Hate speech detection
The Hate Speech detector aims at detecting and classifying instances of direct hate speech delivered through private messages, comments, social media posts and other short texts.
More specifically, it is designed to both extract the single instances of offensive and violent language and categorize each instance according to different hate speech categories.
Categorization works in a similar way to document classification and is based on a taxonomy.
Unlike the API resources dedicated to document classification, this is an information detector and the category tree of its taxonomy is not obtainable with API self-documentation resources like for document classification taxonomies, so it is indicated below.
The detector is able to identify three main categories of hate speech based on purpose:
- Personal insult
- Discrimination and harassment
- Threat and violence
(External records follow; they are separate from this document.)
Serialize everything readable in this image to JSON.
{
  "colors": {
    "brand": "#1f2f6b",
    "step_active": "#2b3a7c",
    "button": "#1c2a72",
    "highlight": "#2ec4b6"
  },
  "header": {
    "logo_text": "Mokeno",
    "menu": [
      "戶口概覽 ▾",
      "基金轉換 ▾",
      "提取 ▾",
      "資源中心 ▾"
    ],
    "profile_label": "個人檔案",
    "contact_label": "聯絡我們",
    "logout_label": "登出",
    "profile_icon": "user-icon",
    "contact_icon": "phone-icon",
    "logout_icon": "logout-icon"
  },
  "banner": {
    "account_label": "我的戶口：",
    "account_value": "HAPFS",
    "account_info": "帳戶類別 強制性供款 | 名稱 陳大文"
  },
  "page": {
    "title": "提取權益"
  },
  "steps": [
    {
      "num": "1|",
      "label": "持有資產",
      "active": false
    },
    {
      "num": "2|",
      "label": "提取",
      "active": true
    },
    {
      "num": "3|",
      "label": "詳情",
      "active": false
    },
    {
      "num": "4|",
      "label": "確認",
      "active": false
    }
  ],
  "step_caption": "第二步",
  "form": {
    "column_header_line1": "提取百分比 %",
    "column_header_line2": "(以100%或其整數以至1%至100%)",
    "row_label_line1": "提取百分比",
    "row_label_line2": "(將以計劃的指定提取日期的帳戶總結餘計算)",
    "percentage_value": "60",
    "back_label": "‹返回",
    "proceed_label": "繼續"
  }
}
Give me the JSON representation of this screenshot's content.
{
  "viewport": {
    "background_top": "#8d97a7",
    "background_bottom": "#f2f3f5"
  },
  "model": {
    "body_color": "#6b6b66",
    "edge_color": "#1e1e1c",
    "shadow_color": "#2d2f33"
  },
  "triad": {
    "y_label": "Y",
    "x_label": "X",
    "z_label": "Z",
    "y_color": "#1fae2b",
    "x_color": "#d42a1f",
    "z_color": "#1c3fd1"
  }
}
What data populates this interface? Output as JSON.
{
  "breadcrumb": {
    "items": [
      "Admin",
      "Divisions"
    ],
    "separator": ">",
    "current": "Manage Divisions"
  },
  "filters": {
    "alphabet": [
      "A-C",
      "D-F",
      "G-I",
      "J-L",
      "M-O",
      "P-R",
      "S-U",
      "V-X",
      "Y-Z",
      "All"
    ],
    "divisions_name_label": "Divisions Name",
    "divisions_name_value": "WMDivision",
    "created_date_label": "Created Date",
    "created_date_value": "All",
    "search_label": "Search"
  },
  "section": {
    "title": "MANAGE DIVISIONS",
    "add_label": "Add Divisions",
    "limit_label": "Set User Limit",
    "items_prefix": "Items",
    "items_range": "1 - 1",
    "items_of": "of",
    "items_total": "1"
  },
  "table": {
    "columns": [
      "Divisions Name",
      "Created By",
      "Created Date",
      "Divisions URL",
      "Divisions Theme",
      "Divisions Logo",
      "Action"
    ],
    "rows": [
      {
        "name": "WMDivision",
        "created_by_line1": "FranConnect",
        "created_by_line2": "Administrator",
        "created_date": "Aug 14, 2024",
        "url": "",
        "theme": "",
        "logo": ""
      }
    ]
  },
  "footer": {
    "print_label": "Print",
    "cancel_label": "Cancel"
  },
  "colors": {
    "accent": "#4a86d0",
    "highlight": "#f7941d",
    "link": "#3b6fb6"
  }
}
Discrimination and harassment can be further divided into seven specific sub-categories that give information about the kind of discrimination perpetrated in the hate speech instances.
The full category tree is:
1000 Personal Insult 2000 Discrimination and Harassment 2100 Racism 2200 Sexism 2300 Ableism 2400 Religious Hatred 2500 Homophobia 2600 Classism 2700 Body Shaming 3000 Threat and Violence
There are three main categories and Discrimination and harassment has sub-categories to indicate the kind of discrimination.
For example, when analyzing this text:
We should hang John Doe.
output category is 3000 (Threat and violence).
Each category is associated with specific extractions.
The information extraction activity of the detector finds and returns records of extracted information. Each record contains data fields and its structure—the possible fields—is called template.
A template can be compared to a table and the template fields to the columns of the table, as shown in the following figure.
Records of the Hate_speech_detection template can have these fields:
|full_instance||Stereotypes, generalizations or hateful messages.||Girls can't drive!|
|target||Recipients of violent messages, sexual harassment, personal insults.||We should hang John Doe|
|target_1||John Doe is a retard|
|target_2||Fatties are ugly|
|target_3||Rednecks have very low IQ|
|target_4||All gays should be eliminated|
|target_6||Believe me, Christians should be crucified.|
|target_7||Girls can't drive!|
|sexual_harassment||Direct abusive communications characterized by sexual contents, appreciations or purposes.||I'd like to grab her tits|
|violence||Threats or violent purposes.||Let's bomb the government|
|cyberbullying||Direct abusive language, typically posted online, especially if it contains personal insults or body shaming. It is usually paired with instances classes target or target_2.||You are a bitch|
When an extracted value is recognized as a slur or a specific discriminated social group, extracted text is replaced with a standard value—see the Normalized value in the table above—in the extraction output. This for example doesn't apply to:
Let's bomb the government.
government is extracted without any normalization as the value of class target.
The extraction of all fields except full_instance is related to the categorization according to these relationships:
|1000 Personal Insult||target, cyberbullying|
|2200 Sexism||target_7, target|
|2400 Religious Hatred||target_6|
|2700 Body Shaming||target_2|
|3000 Threat and Violence||target, target_1, target_2, target_3, target_4, target_5, target_6, target_7, sexual_harassment, violence|
- How to request information detection API resources.
- How to interpret the output of the